What I want to know is this: do we we really want to know? And do we really care?

Here, in Devon England, Donald Trump can pretty much say or do what he likes. Life will still go on; the leylandii will still grow; the sea will still flood and ebb; the seagulls will still squawk at each other, or some other bird; the rain will still fall when it chooses; we shall all continue to grow a little older.

Will anybody care?

The question is: do we really have to know what’s going on in America?

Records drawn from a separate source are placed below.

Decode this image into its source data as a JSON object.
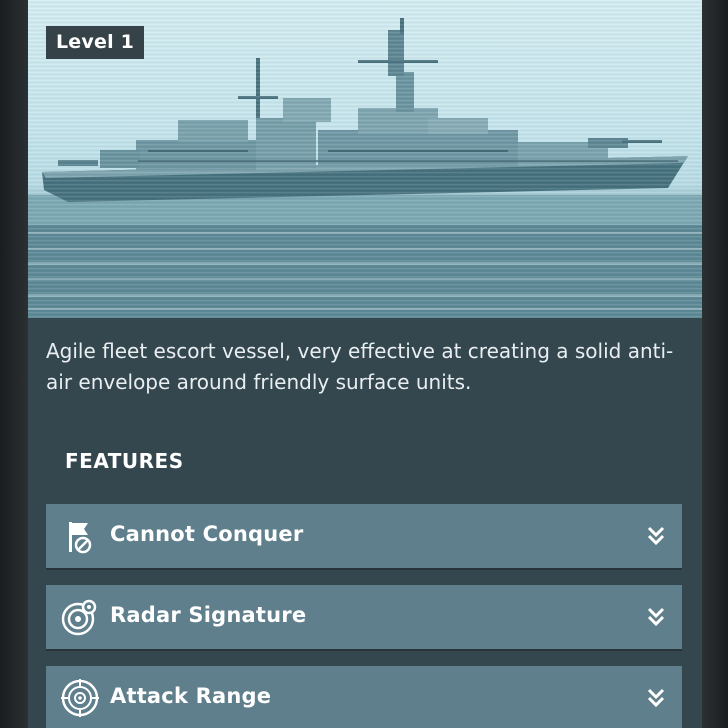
{
  "hero": {
    "level_label": "Level 1",
    "image": "frigate-ship-photo"
  },
  "description": "Agile fleet escort vessel, very effective at creating a solid anti-air envelope around friendly surface units.",
  "features": {
    "heading": "FEATURES",
    "items": [
      {
        "label": "Cannot Conquer",
        "icon": "flag-blocked-icon"
      },
      {
        "label": "Radar Signature",
        "icon": "radar-icon"
      },
      {
        "label": "Attack Range",
        "icon": "crosshair-range-icon"
      }
    ],
    "expand_icon": "double-chevron-down-icon"
  },
  "colors": {
    "panel_bg": "#34474f",
    "feature_bg": "#5f7f8d",
    "text": "#ffffff"
  }
}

I grant you, it’s what’s called “the silly season”, when any news – good, bad or indifferent – is used to fill the papers and the airwaves. Our own MPs are still on holiday. Our Prime Minister has yet to make an appearance following her much-publicised trekking about in Switzerland. One wonders if she will return to her desk and announce a snap election. Or a denunciation of all things Brexit. She and the American President are almost as unpredictable as an unturned omelette. Or a result at Stamford Bridge.

The question remains: do we really need to know?

I guess we do, when the future of the Western World is in the hands of a man who can’t even articulate his own thoughts.

 

 

Tagged , , , ,

Another one bites the dust!

Looks like I posted too soon.

Now even Scaramucci is no more, rejected to mooch around somewhere else.

Tagged , , , ,

He’s still there

Last November it seemed almost unbelievable. This August, least than a year later, it is still unbelievable.

Donald Trump is President of the United States of America.

After all the jaw-dropping foolishness we saw during their election, and the wicked bad-mouthing of his opponent, it seems to be beyond comprehension that The Donald is President. It seems incongruous that a man whose appeal can only be to the small-minded is in an office once occupied by a man whose intellect was so great he seemed to think of everything before he even opened his mouth. He even made jokes, for heaven’s sakes, that seemed premeditated. What’s more, they were funny and we didn’t laugh at them out of politeness or nervousness.

True, a vote for The Donald’s chief opponent would have probably meant the retention of America’s status quo. And the election of a woman to “the highest office in the land” for  the first time. But would that have been so bad? At least, we would’ve known where we stood.

A leap into the unknown

As it is, the election of The Donald was a leap into the unknown. And I don’t mean the kind of ‘unknown’ not known by Donald Rumsfeld. I mean the kind of ‘unknown’ we are currently experiencing; the unknown that creates uncertainty.

We don’t know, for example, from one week to the next, what The Donald will say or do tomorrow.

He could say he’s going to build a wall. But nothing seems to happen.

He could say the North Koreans threaten world stability. But they still launch nuclear missiles.

He could hire me tomorrow. But next week I could be fired.

While he is still there – and he may be there until 2024 – we should all be worried. His behaviour, and his decisions, are laughable but they all have their consequences. Anthony Scaramucci [the Mooch] might seem like a clown. But he’s a dangerous joker, capable of making his boss look positively benign.

The transatlantic view

On this side of the ocean, we can disbelieve, even laugh.

But I would hate to be a liberal living in America now. I might even be ashamed of my country. I certainly would not want The Donald to be my President. Not for a moment longer.

However, I do not know who might take his place.

Change was needed, of that there is no doubt. The system had become atrophied. Obama could not get anything done, because the numbers in both houses were stacked against him. Everything was a compromise. A fresh approach was needed.

Goodness knows but that Britain needs a change! The current government is the same as its predecessor, in all but personnel.

But where are the men or women who can take the places of those that are in charge? Are we to have to carry on as usual, while our current ‘leaders’ (including Valdimir Putin and co) are there?

Few of us are leaders. Most of us prefer to be led. But not by people who say one thing, do another, and turn everything into a reflection of themselves and their so-called achievements.

We all need someone else ‘there’. Someone we can trust.

Tagged , , , , , , ,